I don't think the Extras thought we had a hope as we left the dressing room. The weather was bloody awful and as we lined up before kick off you could see the Keynsham chaps were up for giving these long haired students a good hiding! They were rather large up front but we were certainly up for it.

There weren't too many watching our game initially but before too long, with the Extra Firsts struggling, a good few started to come across to watch us. Needless to say, the boys rose magnificently to the challenge and gave as good as they got, running out winners quite comfortably and scoring some nice tries in difficult conditions.

Back in the dressing rooms there was the usual wind down of a fag sponged from others. There was sheer disbelief on the part of the Extra Firsts captain, a Welshman like me, when I commiserated on their loss and then told him that we had won! He was gob smacked, as were the rest of their team.

In the bar afterwards we had a few beers, coupled with some rugby games (Strong Arm Lifts) and then returned to Killerton.

On Monday morning Alan Jones came to see us and congratulated us and then asked us to continue our fixtures as St Luke's Thirds. I remember we played Torquay Colts when I think Bas captained us to a 60 point win, but the memory isn't what it once was, and details of other games have faded unfortunately.

Our standing in College certainly improved, much to our delight!



A spectator's view of the Keynsham match. 

Some of us followed the coach to Keynsham - mostly to be able to say that we had been to Keynsham - infamous in the days of Radio Luxemburg:  "Keynsham spelt  K E Y N S H A M" 

The weather was indeed atrocious.

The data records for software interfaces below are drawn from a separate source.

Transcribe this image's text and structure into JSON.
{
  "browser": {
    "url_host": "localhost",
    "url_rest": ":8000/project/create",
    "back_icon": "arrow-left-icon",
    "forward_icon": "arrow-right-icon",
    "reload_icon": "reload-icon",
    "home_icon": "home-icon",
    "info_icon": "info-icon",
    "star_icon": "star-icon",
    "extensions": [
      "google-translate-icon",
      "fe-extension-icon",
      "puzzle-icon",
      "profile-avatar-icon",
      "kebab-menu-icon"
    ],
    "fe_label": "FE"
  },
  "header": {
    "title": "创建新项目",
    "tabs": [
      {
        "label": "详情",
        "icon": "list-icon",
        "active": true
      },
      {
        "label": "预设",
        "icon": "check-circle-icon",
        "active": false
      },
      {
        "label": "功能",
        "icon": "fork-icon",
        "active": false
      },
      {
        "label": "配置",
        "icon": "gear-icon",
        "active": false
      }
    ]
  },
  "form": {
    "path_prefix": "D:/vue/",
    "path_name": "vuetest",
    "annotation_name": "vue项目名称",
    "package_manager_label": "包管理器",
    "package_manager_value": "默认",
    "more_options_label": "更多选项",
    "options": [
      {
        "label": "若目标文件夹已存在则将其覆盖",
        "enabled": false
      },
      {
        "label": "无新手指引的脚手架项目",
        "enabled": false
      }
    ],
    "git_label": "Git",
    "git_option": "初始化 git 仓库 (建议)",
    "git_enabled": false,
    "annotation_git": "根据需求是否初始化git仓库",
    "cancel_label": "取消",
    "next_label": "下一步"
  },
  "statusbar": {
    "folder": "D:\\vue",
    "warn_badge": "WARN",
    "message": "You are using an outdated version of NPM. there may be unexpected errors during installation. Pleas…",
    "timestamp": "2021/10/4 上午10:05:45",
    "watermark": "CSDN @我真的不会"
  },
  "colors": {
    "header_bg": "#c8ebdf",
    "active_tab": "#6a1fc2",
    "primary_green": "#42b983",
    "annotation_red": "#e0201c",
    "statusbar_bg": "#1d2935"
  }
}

It was biblical. It was cold, windy, and the rain came down like proverbial stair rods (does anyone use stair rods anymore?). At times the rain was near horizontal!

There was probably 6 or 7 of us on the side-lines watching initially, but as the score rose in our favour, spectators from the adjacent pitch started to look over and then eventually move over. Indeed, by the end of the match I don't think any were still watching the Extra Firsts play.

The spectators were impressed with the play, the level of commitment and the sheer energy of the young Killerton - sorry Luke's 3rd squad. One person still clearly remembers one incident: “it was amazing to watch Jonah Jones. As he was tackled by a Keynsham player he promptly punched him and ran on. It was like something  Wile E. Coyote. Fortunately the punch was on the blind side of the ref." 

In spite of the weather, a great afternoon - though a very soggy drive home.